• [Exercise goal]: Repeat every record exactly.

*** Opening of Supplied material ***

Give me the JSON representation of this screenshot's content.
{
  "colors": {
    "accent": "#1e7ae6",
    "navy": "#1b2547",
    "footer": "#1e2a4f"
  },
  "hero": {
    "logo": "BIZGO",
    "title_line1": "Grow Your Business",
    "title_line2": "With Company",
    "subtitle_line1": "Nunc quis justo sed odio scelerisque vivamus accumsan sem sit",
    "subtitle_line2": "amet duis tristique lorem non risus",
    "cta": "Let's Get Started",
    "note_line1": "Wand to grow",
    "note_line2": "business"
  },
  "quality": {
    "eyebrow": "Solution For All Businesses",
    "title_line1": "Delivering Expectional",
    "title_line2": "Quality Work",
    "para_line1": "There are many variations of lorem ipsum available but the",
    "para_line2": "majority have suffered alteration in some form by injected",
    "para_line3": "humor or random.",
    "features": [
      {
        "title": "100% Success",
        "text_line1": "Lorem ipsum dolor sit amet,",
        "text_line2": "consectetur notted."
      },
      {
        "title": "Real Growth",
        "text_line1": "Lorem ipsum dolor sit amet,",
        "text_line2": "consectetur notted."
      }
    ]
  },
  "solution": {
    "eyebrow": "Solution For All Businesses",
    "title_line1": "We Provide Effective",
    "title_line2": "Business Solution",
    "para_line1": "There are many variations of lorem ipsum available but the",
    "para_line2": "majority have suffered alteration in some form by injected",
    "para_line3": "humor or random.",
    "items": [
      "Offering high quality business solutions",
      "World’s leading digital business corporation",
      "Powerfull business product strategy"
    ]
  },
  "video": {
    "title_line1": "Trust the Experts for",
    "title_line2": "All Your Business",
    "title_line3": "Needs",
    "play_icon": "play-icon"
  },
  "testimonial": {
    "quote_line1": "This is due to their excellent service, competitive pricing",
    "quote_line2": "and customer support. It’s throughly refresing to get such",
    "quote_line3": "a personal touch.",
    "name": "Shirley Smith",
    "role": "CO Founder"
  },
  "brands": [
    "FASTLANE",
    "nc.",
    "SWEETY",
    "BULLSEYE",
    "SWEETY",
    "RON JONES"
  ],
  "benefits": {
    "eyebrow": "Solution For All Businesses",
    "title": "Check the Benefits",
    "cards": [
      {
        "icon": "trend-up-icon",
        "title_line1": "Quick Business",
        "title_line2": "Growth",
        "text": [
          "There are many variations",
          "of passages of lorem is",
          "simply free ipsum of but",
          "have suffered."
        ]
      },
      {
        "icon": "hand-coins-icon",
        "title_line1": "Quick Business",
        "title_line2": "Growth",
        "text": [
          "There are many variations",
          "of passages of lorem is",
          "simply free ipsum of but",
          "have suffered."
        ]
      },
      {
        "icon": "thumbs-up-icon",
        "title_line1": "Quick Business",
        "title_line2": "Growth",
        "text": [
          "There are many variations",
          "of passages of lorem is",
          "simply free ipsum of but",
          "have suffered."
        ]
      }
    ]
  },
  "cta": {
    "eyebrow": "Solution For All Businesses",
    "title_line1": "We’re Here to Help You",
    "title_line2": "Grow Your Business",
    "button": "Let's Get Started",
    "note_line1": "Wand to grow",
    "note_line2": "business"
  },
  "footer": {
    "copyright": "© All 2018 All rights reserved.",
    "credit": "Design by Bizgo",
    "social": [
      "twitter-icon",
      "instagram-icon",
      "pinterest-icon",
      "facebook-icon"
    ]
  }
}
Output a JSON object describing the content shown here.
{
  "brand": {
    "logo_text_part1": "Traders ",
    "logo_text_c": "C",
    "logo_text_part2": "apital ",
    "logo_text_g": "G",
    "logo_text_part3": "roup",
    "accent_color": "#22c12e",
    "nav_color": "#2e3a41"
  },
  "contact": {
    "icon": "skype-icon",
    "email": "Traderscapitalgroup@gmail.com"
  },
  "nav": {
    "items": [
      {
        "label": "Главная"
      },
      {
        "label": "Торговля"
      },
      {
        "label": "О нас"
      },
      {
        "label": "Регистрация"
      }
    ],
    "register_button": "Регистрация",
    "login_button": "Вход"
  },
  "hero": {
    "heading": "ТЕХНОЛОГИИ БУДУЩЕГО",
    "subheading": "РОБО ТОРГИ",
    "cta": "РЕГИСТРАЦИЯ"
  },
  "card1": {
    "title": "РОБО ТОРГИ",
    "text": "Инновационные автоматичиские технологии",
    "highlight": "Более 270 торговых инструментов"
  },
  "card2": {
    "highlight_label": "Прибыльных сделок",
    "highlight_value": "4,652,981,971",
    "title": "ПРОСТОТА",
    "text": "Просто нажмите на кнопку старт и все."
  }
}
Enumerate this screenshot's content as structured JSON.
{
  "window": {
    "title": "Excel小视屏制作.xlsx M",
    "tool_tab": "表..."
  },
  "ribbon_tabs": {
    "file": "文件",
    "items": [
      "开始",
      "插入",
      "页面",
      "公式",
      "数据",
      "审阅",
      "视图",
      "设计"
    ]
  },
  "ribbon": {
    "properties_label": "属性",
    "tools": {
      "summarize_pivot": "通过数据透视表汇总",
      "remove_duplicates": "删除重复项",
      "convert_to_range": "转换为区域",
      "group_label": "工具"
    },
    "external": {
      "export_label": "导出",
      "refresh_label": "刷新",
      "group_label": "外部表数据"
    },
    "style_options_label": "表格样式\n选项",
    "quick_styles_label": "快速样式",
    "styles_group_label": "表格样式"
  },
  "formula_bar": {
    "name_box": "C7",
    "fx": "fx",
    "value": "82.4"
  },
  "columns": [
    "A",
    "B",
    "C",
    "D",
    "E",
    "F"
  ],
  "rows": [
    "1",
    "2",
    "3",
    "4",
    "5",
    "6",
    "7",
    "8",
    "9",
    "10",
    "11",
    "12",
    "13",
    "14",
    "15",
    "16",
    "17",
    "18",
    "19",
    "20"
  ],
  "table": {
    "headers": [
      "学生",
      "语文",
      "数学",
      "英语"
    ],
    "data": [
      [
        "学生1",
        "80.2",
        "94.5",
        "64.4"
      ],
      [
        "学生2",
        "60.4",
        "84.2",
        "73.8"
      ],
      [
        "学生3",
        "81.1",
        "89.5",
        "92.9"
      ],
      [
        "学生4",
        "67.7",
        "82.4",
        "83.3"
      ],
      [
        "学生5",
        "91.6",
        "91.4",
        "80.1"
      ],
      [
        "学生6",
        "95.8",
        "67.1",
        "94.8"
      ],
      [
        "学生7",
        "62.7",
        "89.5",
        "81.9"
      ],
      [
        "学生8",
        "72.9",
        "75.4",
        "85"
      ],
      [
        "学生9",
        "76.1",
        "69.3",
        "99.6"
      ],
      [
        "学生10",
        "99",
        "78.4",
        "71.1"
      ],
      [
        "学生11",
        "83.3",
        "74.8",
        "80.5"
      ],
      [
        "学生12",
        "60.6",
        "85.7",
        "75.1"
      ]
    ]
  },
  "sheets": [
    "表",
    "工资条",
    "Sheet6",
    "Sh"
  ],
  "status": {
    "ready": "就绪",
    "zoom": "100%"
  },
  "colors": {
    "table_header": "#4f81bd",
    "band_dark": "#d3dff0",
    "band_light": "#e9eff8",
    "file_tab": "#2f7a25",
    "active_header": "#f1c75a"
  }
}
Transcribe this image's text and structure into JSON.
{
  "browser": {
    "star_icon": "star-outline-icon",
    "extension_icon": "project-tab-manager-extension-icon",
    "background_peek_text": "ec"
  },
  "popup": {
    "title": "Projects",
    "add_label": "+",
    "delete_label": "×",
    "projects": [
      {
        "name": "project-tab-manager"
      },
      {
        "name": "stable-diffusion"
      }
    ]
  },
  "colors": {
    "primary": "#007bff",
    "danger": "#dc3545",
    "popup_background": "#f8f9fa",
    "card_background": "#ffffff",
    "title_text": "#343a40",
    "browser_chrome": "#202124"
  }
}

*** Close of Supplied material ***

• [Result below]:
Give me the JSON representation of this screenshot's content.
{
  "colors": {
    "accent": "#1e7ae6",
    "navy": "#1b2547",
    "footer": "#1e2a4f"
  },
  "hero": {
    "logo": "BIZGO",
    "title_line1": "Grow Your Business",
    "title_line2": "With Company",
    "subtitle_line1": "Nunc quis justo sed odio scelerisque vivamus accumsan sem sit",
    "subtitle_line2": "amet duis tristique lorem non risus",
    "cta": "Let's Get Started",
    "note_line1": "Wand to grow",
    "note_line2": "business"
  },
  "quality": {
    "eyebrow": "Solution For All Businesses",
    "title_line1": "Delivering Expectional",
    "title_line2": "Quality Work",
    "para_line1": "There are many variations of lorem ipsum available but the",
    "para_line2": "majority have suffered alteration in some form by injected",
    "para_line3": "humor or random.",
    "features": [
      {
        "title": "100% Success",
        "text_line1": "Lorem ipsum dolor sit amet,",
        "text_line2": "consectetur notted."
      },
      {
        "title": "Real Growth",
        "text_line1": "Lorem ipsum dolor sit amet,",
        "text_line2": "consectetur notted."
      }
    ]
  },
  "solution": {
    "eyebrow": "Solution For All Businesses",
    "title_line1": "We Provide Effective",
    "title_line2": "Business Solution",
    "para_line1": "There are many variations of lorem ipsum available but the",
    "para_line2": "majority have suffered alteration in some form by injected",
    "para_line3": "humor or random.",
    "items": [
      "Offering high quality business solutions",
      "World’s leading digital business corporation",
      "Powerfull business product strategy"
    ]
  },
  "video": {
    "title_line1": "Trust the Experts for",
    "title_line2": "All Your Business",
    "title_line3": "Needs",
    "play_icon": "play-icon"
  },
  "testimonial": {
    "quote_line1": "This is due to their excellent service, competitive pricing",
    "quote_line2": "and customer support. It’s throughly refresing to get such",
    "quote_line3": "a personal touch.",
    "name": "Shirley Smith",
    "role": "CO Founder"
  },
  "brands": [
    "FASTLANE",
    "nc.",
    "SWEETY",
    "BULLSEYE",
    "SWEETY",
    "RON JONES"
  ],
  "benefits": {
    "eyebrow": "Solution For All Businesses",
    "title": "Check the Benefits",
    "cards": [
      {
        "icon": "trend-up-icon",
        "title_line1": "Quick Business",
        "title_line2": "Growth",
        "text": [
          "There are many variations",
          "of passages of lorem is",
          "simply free ipsum of but",
          "have suffered."
        ]
      },
      {
        "icon": "hand-coins-icon",
        "title_line1": "Quick Business",
        "title_line2": "Growth",
        "text": [
          "There are many variations",
          "of passages of lorem is",
          "simply free ipsum of but",
          "have suffered."
        ]
      },
      {
        "icon": "thumbs-up-icon",
        "title_line1": "Quick Business",
        "title_line2": "Growth",
        "text": [
          "There are many variations",
          "of passages of lorem is",
          "simply free ipsum of but",
          "have suffered."
        ]
      }
    ]
  },
  "cta": {
    "eyebrow": "Solution For All Businesses",
    "title_line1": "We’re Here to Help You",
    "title_line2": "Grow Your Business",
    "button": "Let's Get Started",
    "note_line1": "Wand to grow",
    "note_line2": "business"
  },
  "footer": {
    "copyright": "© All 2018 All rights reserved.",
    "credit": "Design by Bizgo",
    "social": [
      "twitter-icon",
      "instagram-icon",
      "pinterest-icon",
      "facebook-icon"
    ]
  }
}
Output a JSON object describing the content shown here.
{
  "brand": {
    "logo_text_part1": "Traders ",
    "logo_text_c": "C",
    "logo_text_part2": "apital ",
    "logo_text_g": "G",
    "logo_text_part3": "roup",
    "accent_color": "#22c12e",
    "nav_color": "#2e3a41"
  },
  "contact": {
    "icon": "skype-icon",
    "email": "Traderscapitalgroup@gmail.com"
  },
  "nav": {
    "items": [
      {
        "label": "Главная"
      },
      {
        "label": "Торговля"
      },
      {
        "label": "О нас"
      },
      {
        "label": "Регистрация"
      }
    ],
    "register_button": "Регистрация",
    "login_button": "Вход"
  },
  "hero": {
    "heading": "ТЕХНОЛОГИИ БУДУЩЕГО",
    "subheading": "РОБО ТОРГИ",
    "cta": "РЕГИСТРАЦИЯ"
  },
  "card1": {
    "title": "РОБО ТОРГИ",
    "text": "Инновационные автоматичиские технологии",
    "highlight": "Более 270 торговых инструментов"
  },
  "card2": {
    "highlight_label": "Прибыльных сделок",
    "highlight_value": "4,652,981,971",
    "title": "ПРОСТОТА",
    "text": "Просто нажмите на кнопку старт и все."
  }
}
Enumerate this screenshot's content as structured JSON.
{
  "window": {
    "title": "Excel小视屏制作.xlsx M",
    "tool_tab": "表..."
  },
  "ribbon_tabs": {
    "file": "文件",
    "items": [
      "开始",
      "插入",
      "页面",
      "公式",
      "数据",
      "审阅",
      "视图",
      "设计"
    ]
  },
  "ribbon": {
    "properties_label": "属性",
    "tools": {
      "summarize_pivot": "通过数据透视表汇总",
      "remove_duplicates": "删除重复项",
      "convert_to_range": "转换为区域",
      "group_label": "工具"
    },
    "external": {
      "export_label": "导出",
      "refresh_label": "刷新",
      "group_label": "外部表数据"
    },
    "style_options_label": "表格样式\n选项",
    "quick_styles_label": "快速样式",
    "styles_group_label": "表格样式"
  },
  "formula_bar": {
    "name_box": "C7",
    "fx": "fx",
    "value": "82.4"
  },
  "columns": [
    "A",
    "B",
    "C",
    "D",
    "E",
    "F"
  ],
  "rows": [
    "1",
    "2",
    "3",
    "4",
    "5",
    "6",
    "7",
    "8",
    "9",
    "10",
    "11",
    "12",
    "13",
    "14",
    "15",
    "16",
    "17",
    "18",
    "19",
    "20"
  ],
  "table": {
    "headers": [
      "学生",
      "语文",
      "数学",
      "英语"
    ],
    "data": [
      [
        "学生1",
        "80.2",
        "94.5",
        "64.4"
      ],
      [
        "学生2",
        "60.4",
        "84.2",
        "73.8"
      ],
      [
        "学生3",
        "81.1",
        "89.5",
        "92.9"
      ],
      [
        "学生4",
        "67.7",
        "82.4",
        "83.3"
      ],
      [
        "学生5",
        "91.6",
        "91.4",
        "80.1"
      ],
      [
        "学生6",
        "95.8",
        "67.1",
        "94.8"
      ],
      [
        "学生7",
        "62.7",
        "89.5",
        "81.9"
      ],
      [
        "学生8",
        "72.9",
        "75.4",
        "85"
      ],
      [
        "学生9",
        "76.1",
        "69.3",
        "99.6"
      ],
      [
        "学生10",
        "99",
        "78.4",
        "71.1"
      ],
      [
        "学生11",
        "83.3",
        "74.8",
        "80.5"
      ],
      [
        "学生12",
        "60.6",
        "85.7",
        "75.1"
      ]
    ]
  },
  "sheets": [
    "表",
    "工资条",
    "Sheet6",
    "Sh"
  ],
  "status": {
    "ready": "就绪",
    "zoom": "100%"
  },
  "colors": {
    "table_header": "#4f81bd",
    "band_dark": "#d3dff0",
    "band_light": "#e9eff8",
    "file_tab": "#2f7a25",
    "active_header": "#f1c75a"
  }
}
Transcribe this image's text and structure into JSON.
{
  "browser": {
    "star_icon": "star-outline-icon",
    "extension_icon": "project-tab-manager-extension-icon",
    "background_peek_text": "ec"
  },
  "popup": {
    "title": "Projects",
    "add_label": "+",
    "delete_label": "×",
    "projects": [
      {
        "name": "project-tab-manager"
      },
      {
        "name": "stable-diffusion"
      }
    ]
  },
  "colors": {
    "primary": "#007bff",
    "danger": "#dc3545",
    "popup_background": "#f8f9fa",
    "card_background": "#ffffff",
    "title_text": "#343a40",
    "browser_chrome": "#202124"
  }
}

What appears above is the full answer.